@ Jonathan Heatley, stifling innovation is the main objective.

Rogue 1 9 May, 2024 9:46 am

The NHS isnt just in decline its in free-fall. All quangos like this do is add more bricks to the empty parachute bag!

Just Your Average Joe 9 May, 2024 7:07 pm

CQC is set up with unrealistic and ridiculously high expectations, that if policed to the level demonstrated in some inspections would lead to the risk of closure of many practices. They expect audit standards no-one with any understanding of audit and reality would expect to be achieved.

Anything over 90% in achievement should merit an outstanding, especially in the environment coming out of a worldwide pandemic. Nope, I’ve heard of inspectors expecting 100% targets to be hit, with shaming where this has not been done, due to patient compliance or difficulty reaching patients despite attempts to call them in.

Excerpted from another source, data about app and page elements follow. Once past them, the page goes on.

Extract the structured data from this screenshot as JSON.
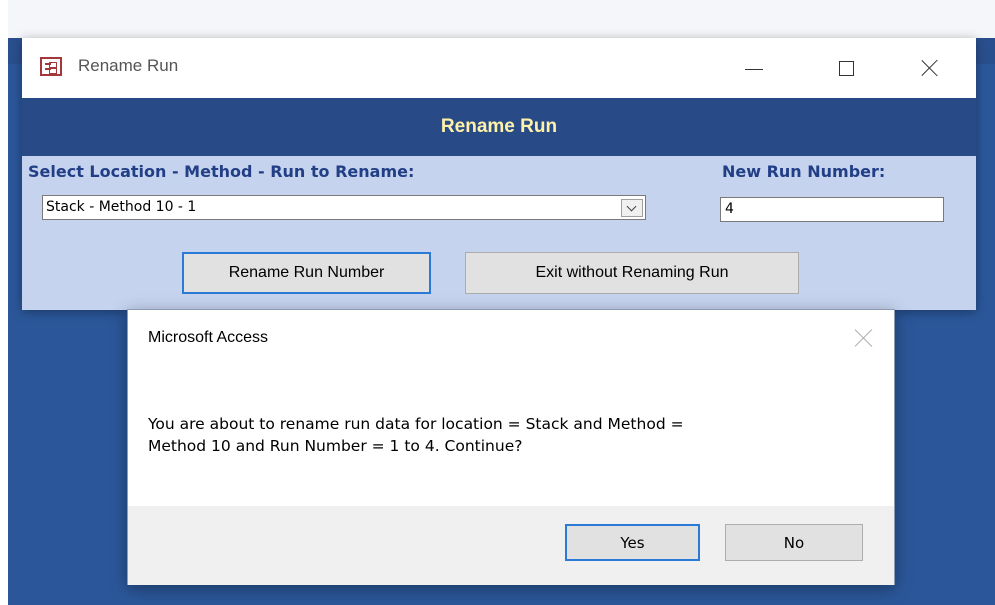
{
  "window": {
    "title": "Rename Run",
    "form_header": "Rename Run",
    "icon": "form-icon",
    "controls": [
      "minimize-icon",
      "maximize-icon",
      "close-icon"
    ]
  },
  "form": {
    "select_label": "Select Location - Method - Run to Rename:",
    "select_value": "Stack - Method 10 - 1",
    "new_run_label": "New Run Number:",
    "new_run_value": "4",
    "rename_button": "Rename Run Number",
    "exit_button": "Exit without Renaming Run"
  },
  "dialog": {
    "title": "Microsoft Access",
    "message_line1": "You are about to rename run data for location = Stack and Method =",
    "message_line2": "Method 10 and Run Number = 1 to 4.  Continue?",
    "yes_button": "Yes",
    "no_button": "No"
  },
  "colors": {
    "form_header_bg": "#284b87",
    "form_header_text": "#fff2a8",
    "form_bg": "#c5d3ef",
    "label_text": "#223f86",
    "focus_border": "#2b7ad6",
    "desktop_bg": "#2b579a"
  }
}
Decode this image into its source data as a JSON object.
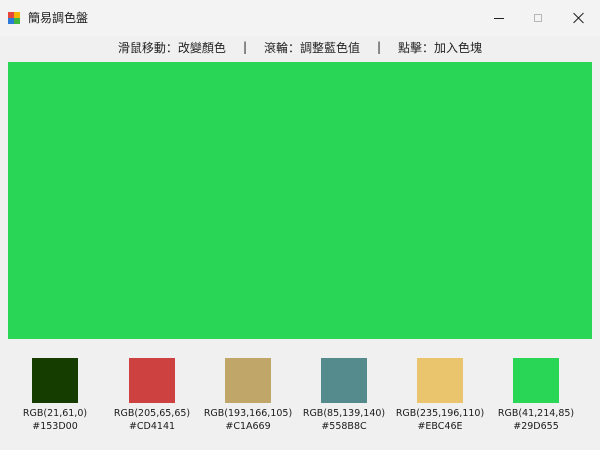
{
  "window": {
    "title": "簡易調色盤",
    "icon": "palette-app-icon",
    "controls": [
      "minimize-icon",
      "maximize-icon",
      "close-icon"
    ]
  },
  "instructions": {
    "mouse": "滑鼠移動：改變顏色",
    "separator": "|",
    "wheel": "滾輪：調整藍色值",
    "click": "點擊：加入色塊"
  },
  "display": {
    "color": "#29D655"
  },
  "swatches": [
    {
      "rgb": "RGB(21,61,0)",
      "hex": "#153D00",
      "color": "#153D00"
    },
    {
      "rgb": "RGB(205,65,65)",
      "hex": "#CD4141",
      "color": "#CD4141"
    },
    {
      "rgb": "RGB(193,166,105)",
      "hex": "#C1A669",
      "color": "#C1A669"
    },
    {
      "rgb": "RGB(85,139,140)",
      "hex": "#558B8C",
      "color": "#558B8C"
    },
    {
      "rgb": "RGB(235,196,110)",
      "hex": "#EBC46E",
      "color": "#EBC46E"
    },
    {
      "rgb": "RGB(41,214,85)",
      "hex": "#29D655",
      "color": "#29D655"
    }
  ]
}
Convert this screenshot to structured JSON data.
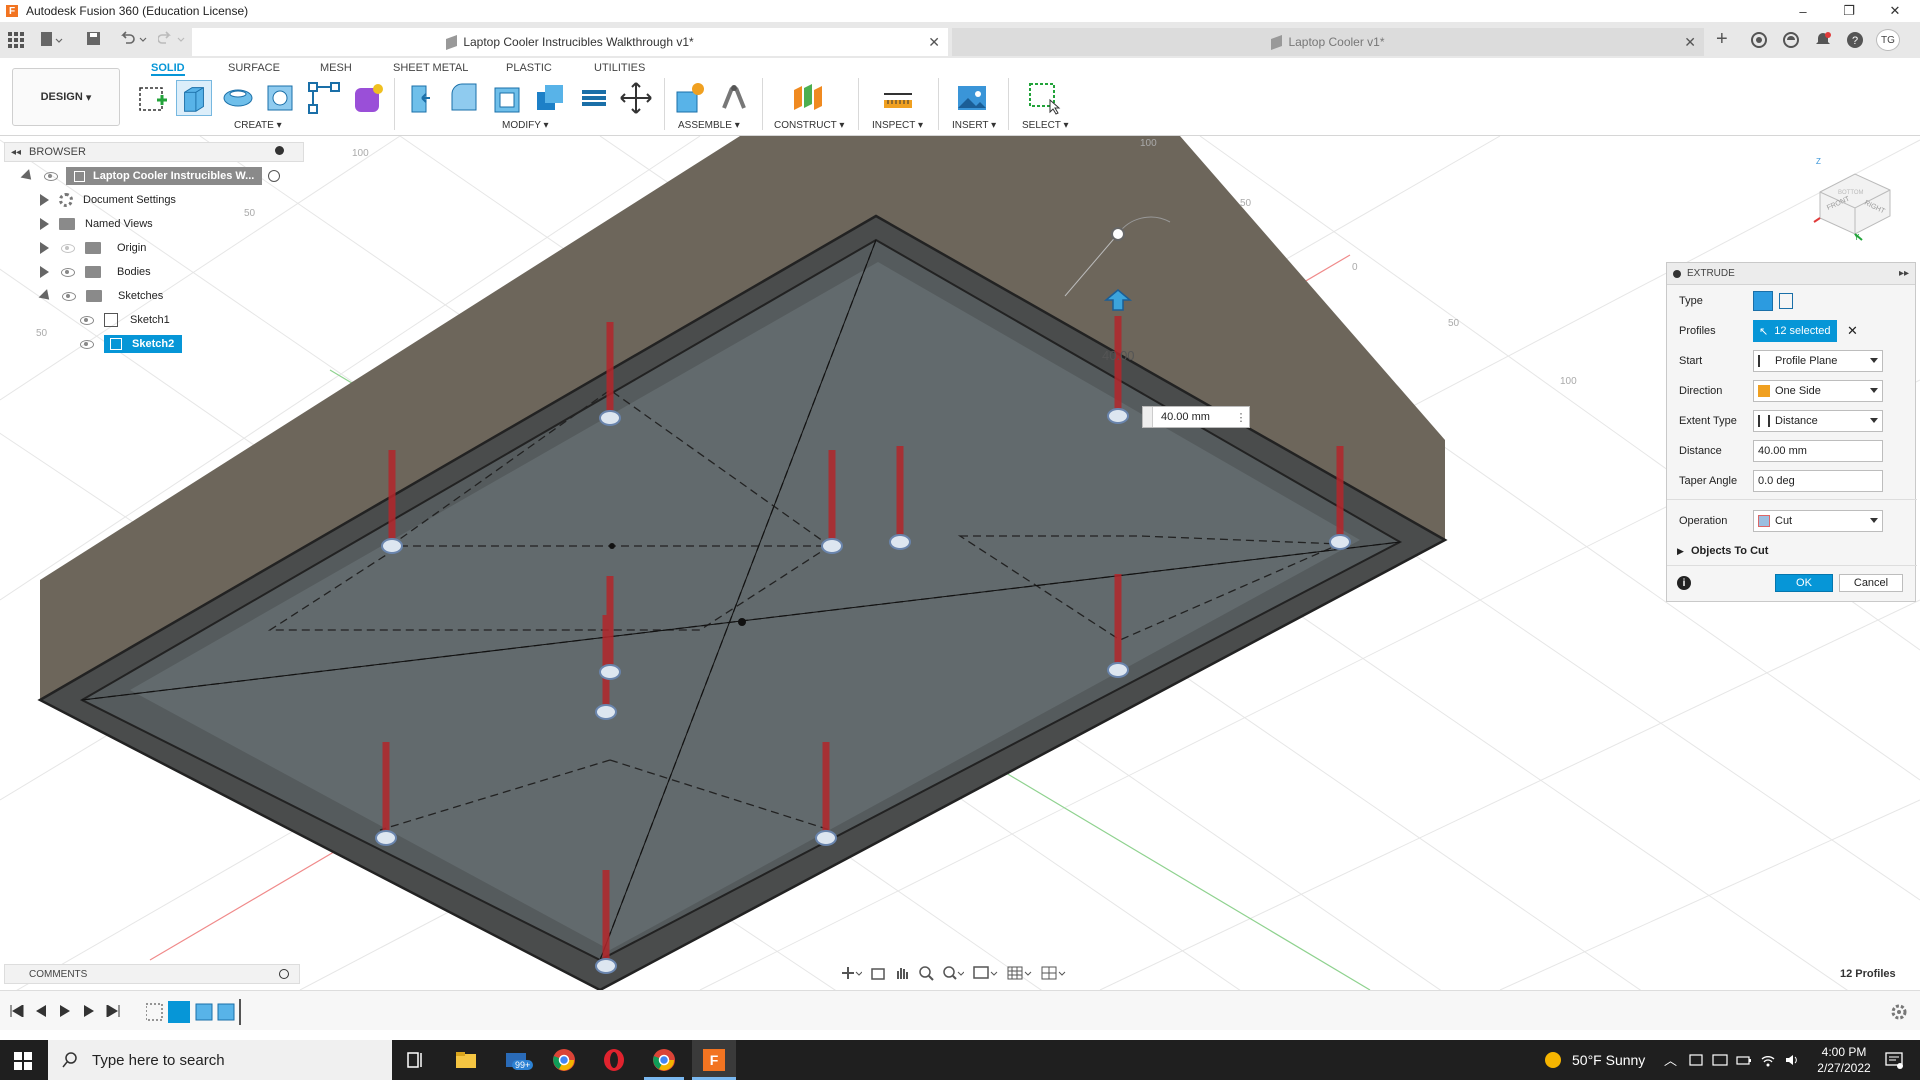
{
  "window": {
    "title": "Autodesk Fusion 360 (Education License)",
    "logo_letter": "F",
    "minimize": "–",
    "maximize": "❐",
    "close": "✕"
  },
  "tabs": [
    {
      "label": "Laptop Cooler Instrucibles Walkthrough v1*",
      "active": true
    },
    {
      "label": "Laptop Cooler v1*",
      "active": false
    }
  ],
  "user_initials": "TG",
  "toolbar": {
    "workspace": "DESIGN",
    "tabs": [
      "SOLID",
      "SURFACE",
      "MESH",
      "SHEET METAL",
      "PLASTIC",
      "UTILITIES"
    ],
    "groups": [
      "CREATE",
      "MODIFY",
      "ASSEMBLE",
      "CONSTRUCT",
      "INSPECT",
      "INSERT",
      "SELECT"
    ]
  },
  "browser": {
    "header": "BROWSER",
    "root": "Laptop Cooler Instrucibles W...",
    "items": [
      {
        "label": "Document Settings"
      },
      {
        "label": "Named Views"
      },
      {
        "label": "Origin"
      },
      {
        "label": "Bodies"
      },
      {
        "label": "Sketches"
      },
      {
        "label": "Sketch1"
      },
      {
        "label": "Sketch2"
      }
    ]
  },
  "viewport": {
    "dimension_input": "40.00 mm",
    "dimension_ghost": "40.00",
    "profiles_count": "12 Profiles",
    "grid_labels": [
      "100",
      "50",
      "50",
      "0",
      "50",
      "100",
      "100",
      "50"
    ]
  },
  "viewcube": {
    "front": "FRONT",
    "right": "RIGHT",
    "bottom": "BOTTOM",
    "z": "Z",
    "y": "Y"
  },
  "extrude": {
    "title": "EXTRUDE",
    "type_label": "Type",
    "profiles_label": "Profiles",
    "profiles_value": "12 selected",
    "start_label": "Start",
    "start_value": "Profile Plane",
    "direction_label": "Direction",
    "direction_value": "One Side",
    "extent_label": "Extent Type",
    "extent_value": "Distance",
    "distance_label": "Distance",
    "distance_value": "40.00 mm",
    "taper_label": "Taper Angle",
    "taper_value": "0.0 deg",
    "operation_label": "Operation",
    "operation_value": "Cut",
    "objects_label": "Objects To Cut",
    "ok": "OK",
    "cancel": "Cancel",
    "info": "i"
  },
  "comments": {
    "label": "COMMENTS"
  },
  "taskbar": {
    "search_placeholder": "Type here to search",
    "mail_badge": "99+",
    "weather": "50°F  Sunny",
    "time": "4:00 PM",
    "date": "2/27/2022"
  }
}
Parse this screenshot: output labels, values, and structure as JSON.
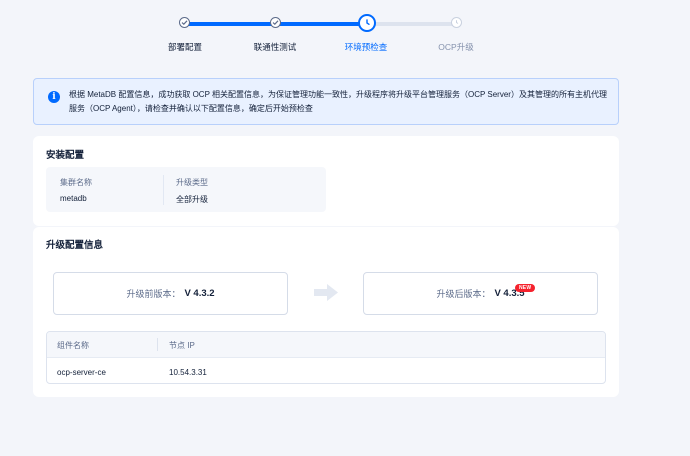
{
  "steps": [
    {
      "label": "部署配置",
      "state": "done"
    },
    {
      "label": "联通性测试",
      "state": "done"
    },
    {
      "label": "环境预检查",
      "state": "current"
    },
    {
      "label": "OCP升级",
      "state": "todo"
    }
  ],
  "alert": {
    "icon": "info-icon",
    "text": "根据 MetaDB 配置信息，成功获取 OCP 相关配置信息，为保证管理功能一致性，升级程序将升级平台管理服务（OCP Server）及其管理的所有主机代理服务（OCP Agent），请检查并确认以下配置信息，确定后开始预检查"
  },
  "install_config": {
    "title": "安装配置",
    "cluster_label": "集群名称",
    "cluster_value": "metadb",
    "upgrade_type_label": "升级类型",
    "upgrade_type_value": "全部升级"
  },
  "upgrade_info": {
    "title": "升级配置信息",
    "before_label": "升级前版本：",
    "before_version": "V 4.3.2",
    "after_label": "升级后版本：",
    "after_version": "V 4.3.5",
    "new_badge": "NEW",
    "table": {
      "headers": [
        "组件名称",
        "节点 IP"
      ],
      "rows": [
        [
          "ocp-server-ce",
          "10.54.3.31"
        ]
      ]
    }
  },
  "colors": {
    "accent": "#006aff",
    "badge": "#f5222d"
  }
}
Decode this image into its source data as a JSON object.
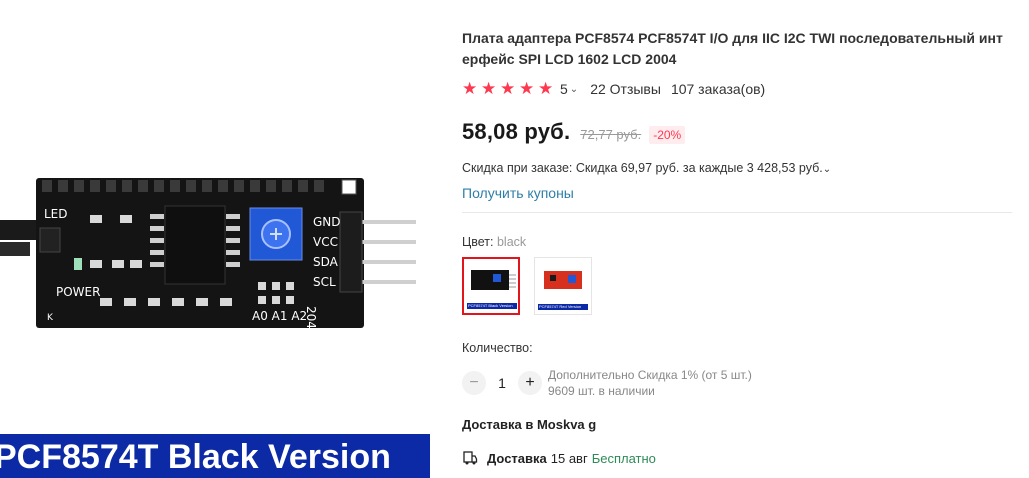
{
  "product": {
    "title": "Плата адаптера PCF8574 PCF8574T I/O для IIC I2C TWI последовательный интерфейс SPI LCD 1602 LCD 2004",
    "image_banner": "PCF8574T Black Version",
    "board_labels": {
      "led": "LED",
      "power": "POWER",
      "k": "K",
      "pins": [
        "GND",
        "VCC",
        "SDA",
        "SCL"
      ],
      "addr": "A0 A1 A2",
      "chip": "204"
    }
  },
  "rating": {
    "stars": 5,
    "value": "5",
    "reviews": "22 Отзывы",
    "orders": "107 заказа(ов)"
  },
  "pricing": {
    "price": "58,08 руб.",
    "old_price": "72,77 руб.",
    "discount": "-20%",
    "promo": "Скидка при заказе: Скидка 69,97 руб. за каждые 3 428,53 руб.",
    "coupons": "Получить купоны"
  },
  "variant": {
    "label": "Цвет:",
    "selected": "black",
    "options": [
      {
        "caption": "PCF8574T Black Version",
        "color": "#111111"
      },
      {
        "caption": "PCF8574T Red Version",
        "color": "#d8301e"
      }
    ]
  },
  "quantity": {
    "label": "Количество:",
    "minus": "−",
    "plus": "+",
    "value": "1",
    "note_discount": "Дополнительно Скидка 1% (от 5 шт.)",
    "note_stock": "9609 шт. в наличии"
  },
  "delivery": {
    "to": "Доставка в Moskva g",
    "label": "Доставка",
    "date": "15 авг",
    "price": "Бесплатно"
  },
  "icons": {
    "star": "star-icon",
    "chevron": "chevron-down-icon",
    "truck": "delivery-icon"
  },
  "colors": {
    "accent": "#fd384f",
    "link": "#2e7fa8",
    "free": "#2e8b57",
    "banner": "#0c2aa6"
  }
}
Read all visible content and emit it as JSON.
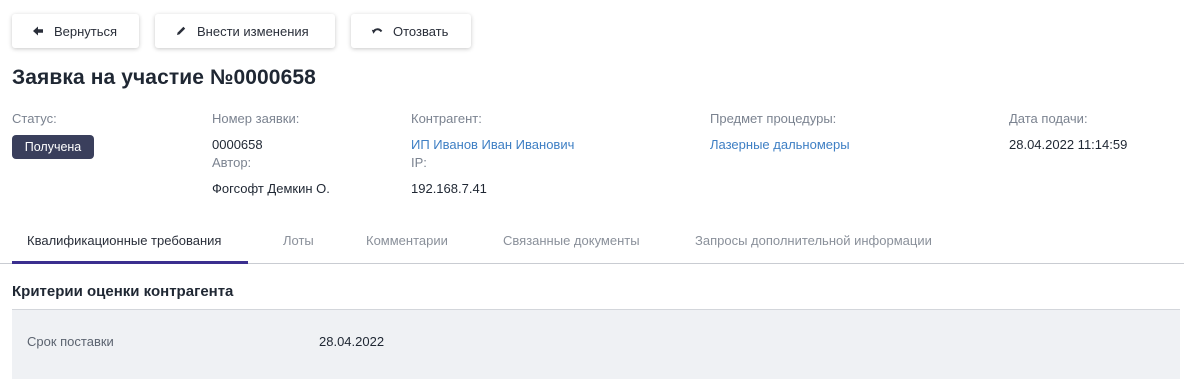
{
  "toolbar": {
    "back_label": "Вернуться",
    "edit_label": "Внести изменения",
    "revoke_label": "Отозвать"
  },
  "page_title": "Заявка на участие №0000658",
  "details": {
    "status_label": "Статус:",
    "status_value": "Получена",
    "number_label": "Номер заявки:",
    "number_value": "0000658",
    "author_label": "Автор:",
    "author_value": "Фогсофт Демкин О.",
    "counterparty_label": "Контрагент:",
    "counterparty_value": "ИП Иванов Иван Иванович",
    "ip_label": "IP:",
    "ip_value": "192.168.7.41",
    "subject_label": "Предмет процедуры:",
    "subject_value": "Лазерные дальномеры",
    "date_label": "Дата подачи:",
    "date_value": "28.04.2022 11:14:59"
  },
  "tabs": [
    {
      "label": "Квалификационные требования"
    },
    {
      "label": "Лоты"
    },
    {
      "label": "Комментарии"
    },
    {
      "label": "Связанные документы"
    },
    {
      "label": "Запросы дополнительной информации"
    }
  ],
  "criteria": {
    "title": "Критерии оценки контрагента",
    "rows": [
      {
        "label": "Срок поставки",
        "value": "28.04.2022"
      }
    ]
  },
  "colors": {
    "badge": "#3a3f5c",
    "link": "#3e7fc4",
    "tab_underline": "#3b2f8f"
  }
}
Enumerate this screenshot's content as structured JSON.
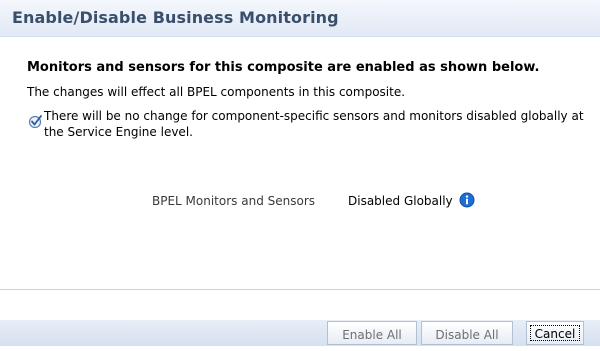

Lets all have realistic, safe targets that can be hit and reset the bar of CQC to be good enough, not perfect.

Cameron Wilson 9 May, 2024 8:57 pm

Should be a simple exercise- Scotland doesn’t have this nonsense and Practices there are hardly falling into Gamorrah!
However, suspect that control is the issue rather than being objective. How any self respecting GP could work for them beats me!

David Turner 10 May, 2024 9:57 am

It couldn’t happen to a nicer organisation

Yes Man 10 May, 2024 12:27 pm

CQC is not fit for purpose. They cannot shut a single surgery down fearing the domino effect to the surrounding ones. A toothless dog I say and we all know it.